Start of Recorded information

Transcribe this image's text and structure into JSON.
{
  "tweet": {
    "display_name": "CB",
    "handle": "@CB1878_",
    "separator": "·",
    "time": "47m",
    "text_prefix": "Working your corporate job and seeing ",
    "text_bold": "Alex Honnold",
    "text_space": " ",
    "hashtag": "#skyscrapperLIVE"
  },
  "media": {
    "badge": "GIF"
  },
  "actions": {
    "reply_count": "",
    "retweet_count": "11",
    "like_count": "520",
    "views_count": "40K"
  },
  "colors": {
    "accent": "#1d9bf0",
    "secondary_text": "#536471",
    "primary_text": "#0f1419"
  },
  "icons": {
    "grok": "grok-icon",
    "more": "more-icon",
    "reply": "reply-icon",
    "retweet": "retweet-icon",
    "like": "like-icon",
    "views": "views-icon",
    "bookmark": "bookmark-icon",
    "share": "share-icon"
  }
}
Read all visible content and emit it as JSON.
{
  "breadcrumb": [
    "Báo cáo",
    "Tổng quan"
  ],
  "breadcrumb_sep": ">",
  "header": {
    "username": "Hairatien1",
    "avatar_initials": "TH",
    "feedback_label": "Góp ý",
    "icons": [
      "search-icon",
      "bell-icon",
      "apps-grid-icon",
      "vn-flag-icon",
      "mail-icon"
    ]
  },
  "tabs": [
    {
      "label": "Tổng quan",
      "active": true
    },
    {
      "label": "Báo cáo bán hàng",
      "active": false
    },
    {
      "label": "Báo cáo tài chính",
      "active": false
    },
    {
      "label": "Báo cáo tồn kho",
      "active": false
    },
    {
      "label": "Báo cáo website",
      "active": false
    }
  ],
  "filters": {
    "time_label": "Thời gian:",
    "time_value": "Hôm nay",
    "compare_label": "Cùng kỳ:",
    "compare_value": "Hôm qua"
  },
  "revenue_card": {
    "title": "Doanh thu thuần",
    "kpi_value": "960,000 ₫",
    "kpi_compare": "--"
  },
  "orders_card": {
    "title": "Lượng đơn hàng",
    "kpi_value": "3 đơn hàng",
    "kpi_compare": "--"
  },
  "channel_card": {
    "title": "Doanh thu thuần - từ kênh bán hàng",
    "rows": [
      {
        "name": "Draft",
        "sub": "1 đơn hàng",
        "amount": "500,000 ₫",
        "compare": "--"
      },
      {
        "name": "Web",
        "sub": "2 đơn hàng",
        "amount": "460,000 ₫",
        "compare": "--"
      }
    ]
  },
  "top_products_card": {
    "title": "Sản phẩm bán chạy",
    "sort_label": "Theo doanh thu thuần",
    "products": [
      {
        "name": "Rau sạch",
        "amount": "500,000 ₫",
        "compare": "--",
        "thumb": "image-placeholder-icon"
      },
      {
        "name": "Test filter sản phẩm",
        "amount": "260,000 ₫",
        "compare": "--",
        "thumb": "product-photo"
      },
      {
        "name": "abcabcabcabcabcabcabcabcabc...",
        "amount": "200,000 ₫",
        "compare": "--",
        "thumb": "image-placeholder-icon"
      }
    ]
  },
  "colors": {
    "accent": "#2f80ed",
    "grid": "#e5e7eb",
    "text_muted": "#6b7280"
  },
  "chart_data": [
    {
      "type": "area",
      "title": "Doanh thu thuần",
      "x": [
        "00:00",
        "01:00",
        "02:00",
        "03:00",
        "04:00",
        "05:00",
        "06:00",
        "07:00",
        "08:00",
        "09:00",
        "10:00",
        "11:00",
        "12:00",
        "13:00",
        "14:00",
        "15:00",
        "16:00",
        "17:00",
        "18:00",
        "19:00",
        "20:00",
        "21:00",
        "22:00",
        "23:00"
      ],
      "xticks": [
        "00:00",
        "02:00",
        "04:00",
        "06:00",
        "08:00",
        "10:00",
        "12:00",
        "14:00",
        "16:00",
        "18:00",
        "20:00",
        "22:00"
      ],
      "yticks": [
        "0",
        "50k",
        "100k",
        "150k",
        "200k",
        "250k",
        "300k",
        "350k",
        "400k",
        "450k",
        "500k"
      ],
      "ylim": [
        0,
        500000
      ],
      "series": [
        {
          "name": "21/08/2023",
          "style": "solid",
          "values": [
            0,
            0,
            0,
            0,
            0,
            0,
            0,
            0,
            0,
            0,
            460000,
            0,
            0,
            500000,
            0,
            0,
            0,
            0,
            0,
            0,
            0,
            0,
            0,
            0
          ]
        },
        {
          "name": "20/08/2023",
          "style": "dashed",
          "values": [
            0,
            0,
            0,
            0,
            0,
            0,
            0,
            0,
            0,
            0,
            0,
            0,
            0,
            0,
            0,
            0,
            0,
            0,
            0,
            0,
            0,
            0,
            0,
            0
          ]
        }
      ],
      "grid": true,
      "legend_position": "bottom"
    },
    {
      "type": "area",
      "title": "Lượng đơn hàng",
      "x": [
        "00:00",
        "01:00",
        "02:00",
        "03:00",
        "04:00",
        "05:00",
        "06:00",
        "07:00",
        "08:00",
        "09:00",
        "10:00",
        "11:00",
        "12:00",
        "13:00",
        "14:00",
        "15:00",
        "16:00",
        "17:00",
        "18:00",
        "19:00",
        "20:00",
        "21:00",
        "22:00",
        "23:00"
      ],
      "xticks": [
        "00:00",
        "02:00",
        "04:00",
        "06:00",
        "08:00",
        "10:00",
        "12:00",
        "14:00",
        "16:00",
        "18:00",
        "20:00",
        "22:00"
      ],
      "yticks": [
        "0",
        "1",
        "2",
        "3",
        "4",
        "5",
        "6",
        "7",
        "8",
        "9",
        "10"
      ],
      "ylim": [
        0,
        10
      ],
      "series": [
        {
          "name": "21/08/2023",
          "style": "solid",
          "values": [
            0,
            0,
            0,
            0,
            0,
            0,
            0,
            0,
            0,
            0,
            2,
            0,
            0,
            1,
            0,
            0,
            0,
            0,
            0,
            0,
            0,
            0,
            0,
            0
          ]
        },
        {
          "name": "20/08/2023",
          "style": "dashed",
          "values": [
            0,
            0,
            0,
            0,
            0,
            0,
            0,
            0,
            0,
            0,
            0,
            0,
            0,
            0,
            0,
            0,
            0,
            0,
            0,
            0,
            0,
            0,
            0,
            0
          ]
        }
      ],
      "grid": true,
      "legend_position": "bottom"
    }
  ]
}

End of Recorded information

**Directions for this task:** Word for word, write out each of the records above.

**The answer:**
Transcribe this image's text and structure into JSON.
{
  "tweet": {
    "display_name": "CB",
    "handle": "@CB1878_",
    "separator": "·",
    "time": "47m",
    "text_prefix": "Working your corporate job and seeing ",
    "text_bold": "Alex Honnold",
    "text_space": " ",
    "hashtag": "#skyscrapperLIVE"
  },
  "media": {
    "badge": "GIF"
  },
  "actions": {
    "reply_count": "",
    "retweet_count": "11",
    "like_count": "520",
    "views_count": "40K"
  },
  "colors": {
    "accent": "#1d9bf0",
    "secondary_text": "#536471",
    "primary_text": "#0f1419"
  },
  "icons": {
    "grok": "grok-icon",
    "more": "more-icon",
    "reply": "reply-icon",
    "retweet": "retweet-icon",
    "like": "like-icon",
    "views": "views-icon",
    "bookmark": "bookmark-icon",
    "share": "share-icon"
  }
}
Read all visible content and emit it as JSON.
{
  "breadcrumb": [
    "Báo cáo",
    "Tổng quan"
  ],
  "breadcrumb_sep": ">",
  "header": {
    "username": "Hairatien1",
    "avatar_initials": "TH",
    "feedback_label": "Góp ý",
    "icons": [
      "search-icon",
      "bell-icon",
      "apps-grid-icon",
      "vn-flag-icon",
      "mail-icon"
    ]
  },
  "tabs": [
    {
      "label": "Tổng quan",
      "active": true
    },
    {
      "label": "Báo cáo bán hàng",
      "active": false
    },
    {
      "label": "Báo cáo tài chính",
      "active": false
    },
    {
      "label": "Báo cáo tồn kho",
      "active": false
    },
    {
      "label": "Báo cáo website",
      "active": false
    }
  ],
  "filters": {
    "time_label": "Thời gian:",
    "time_value": "Hôm nay",
    "compare_label": "Cùng kỳ:",
    "compare_value": "Hôm qua"
  },
  "revenue_card": {
    "title": "Doanh thu thuần",
    "kpi_value": "960,000 ₫",
    "kpi_compare": "--"
  },
  "orders_card": {
    "title": "Lượng đơn hàng",
    "kpi_value": "3 đơn hàng",
    "kpi_compare": "--"
  },
  "channel_card": {
    "title": "Doanh thu thuần - từ kênh bán hàng",
    "rows": [
      {
        "name": "Draft",
        "sub": "1 đơn hàng",
        "amount": "500,000 ₫",
        "compare": "--"
      },
      {
        "name": "Web",
        "sub": "2 đơn hàng",
        "amount": "460,000 ₫",
        "compare": "--"
      }
    ]
  },
  "top_products_card": {
    "title": "Sản phẩm bán chạy",
    "sort_label": "Theo doanh thu thuần",
    "products": [
      {
        "name": "Rau sạch",
        "amount": "500,000 ₫",
        "compare": "--",
        "thumb": "image-placeholder-icon"
      },
      {
        "name": "Test filter sản phẩm",
        "amount": "260,000 ₫",
        "compare": "--",
        "thumb": "product-photo"
      },
      {
        "name": "abcabcabcabcabcabcabcabcabc...",
        "amount": "200,000 ₫",
        "compare": "--",
        "thumb": "image-placeholder-icon"
      }
    ]
  },
  "colors": {
    "accent": "#2f80ed",
    "grid": "#e5e7eb",
    "text_muted": "#6b7280"
  },
  "chart_data": [
    {
      "type": "area",
      "title": "Doanh thu thuần",
      "x": [
        "00:00",
        "01:00",
        "02:00",
        "03:00",
        "04:00",
        "05:00",
        "06:00",
        "07:00",
        "08:00",
        "09:00",
        "10:00",
        "11:00",
        "12:00",
        "13:00",
        "14:00",
        "15:00",
        "16:00",
        "17:00",
        "18:00",
        "19:00",
        "20:00",
        "21:00",
        "22:00",
        "23:00"
      ],
      "xticks": [
        "00:00",
        "02:00",
        "04:00",
        "06:00",
        "08:00",
        "10:00",
        "12:00",
        "14:00",
        "16:00",
        "18:00",
        "20:00",
        "22:00"
      ],
      "yticks": [
        "0",
        "50k",
        "100k",
        "150k",
        "200k",
        "250k",
        "300k",
        "350k",
        "400k",
        "450k",
        "500k"
      ],
      "ylim": [
        0,
        500000
      ],
      "series": [
        {
          "name": "21/08/2023",
          "style": "solid",
          "values": [
            0,
            0,
            0,
            0,
            0,
            0,
            0,
            0,
            0,
            0,
            460000,
            0,
            0,
            500000,
            0,
            0,
            0,
            0,
            0,
            0,
            0,
            0,
            0,
            0
          ]
        },
        {
          "name": "20/08/2023",
          "style": "dashed",
          "values": [
            0,
            0,
            0,
            0,
            0,
            0,
            0,
            0,
            0,
            0,
            0,
            0,
            0,
            0,
            0,
            0,
            0,
            0,
            0,
            0,
            0,
            0,
            0,
            0
          ]
        }
      ],
      "grid": true,
      "legend_position": "bottom"
    },
    {
      "type": "area",
      "title": "Lượng đơn hàng",
      "x": [
        "00:00",
        "01:00",
        "02:00",
        "03:00",
        "04:00",
        "05:00",
        "06:00",
        "07:00",
        "08:00",
        "09:00",
        "10:00",
        "11:00",
        "12:00",
        "13:00",
        "14:00",
        "15:00",
        "16:00",
        "17:00",
        "18:00",
        "19:00",
        "20:00",
        "21:00",
        "22:00",
        "23:00"
      ],
      "xticks": [
        "00:00",
        "02:00",
        "04:00",
        "06:00",
        "08:00",
        "10:00",
        "12:00",
        "14:00",
        "16:00",
        "18:00",
        "20:00",
        "22:00"
      ],
      "yticks": [
        "0",
        "1",
        "2",
        "3",
        "4",
        "5",
        "6",
        "7",
        "8",
        "9",
        "10"
      ],
      "ylim": [
        0,
        10
      ],
      "series": [
        {
          "name": "21/08/2023",
          "style": "solid",
          "values": [
            0,
            0,
            0,
            0,
            0,
            0,
            0,
            0,
            0,
            0,
            2,
            0,
            0,
            1,
            0,
            0,
            0,
            0,
            0,
            0,
            0,
            0,
            0,
            0
          ]
        },
        {
          "name": "20/08/2023",
          "style": "dashed",
          "values": [
            0,
            0,
            0,
            0,
            0,
            0,
            0,
            0,
            0,
            0,
            0,
            0,
            0,
            0,
            0,
            0,
            0,
            0,
            0,
            0,
            0,
            0,
            0,
            0
          ]
        }
      ],
      "grid": true,
      "legend_position": "bottom"
    }
  ]
}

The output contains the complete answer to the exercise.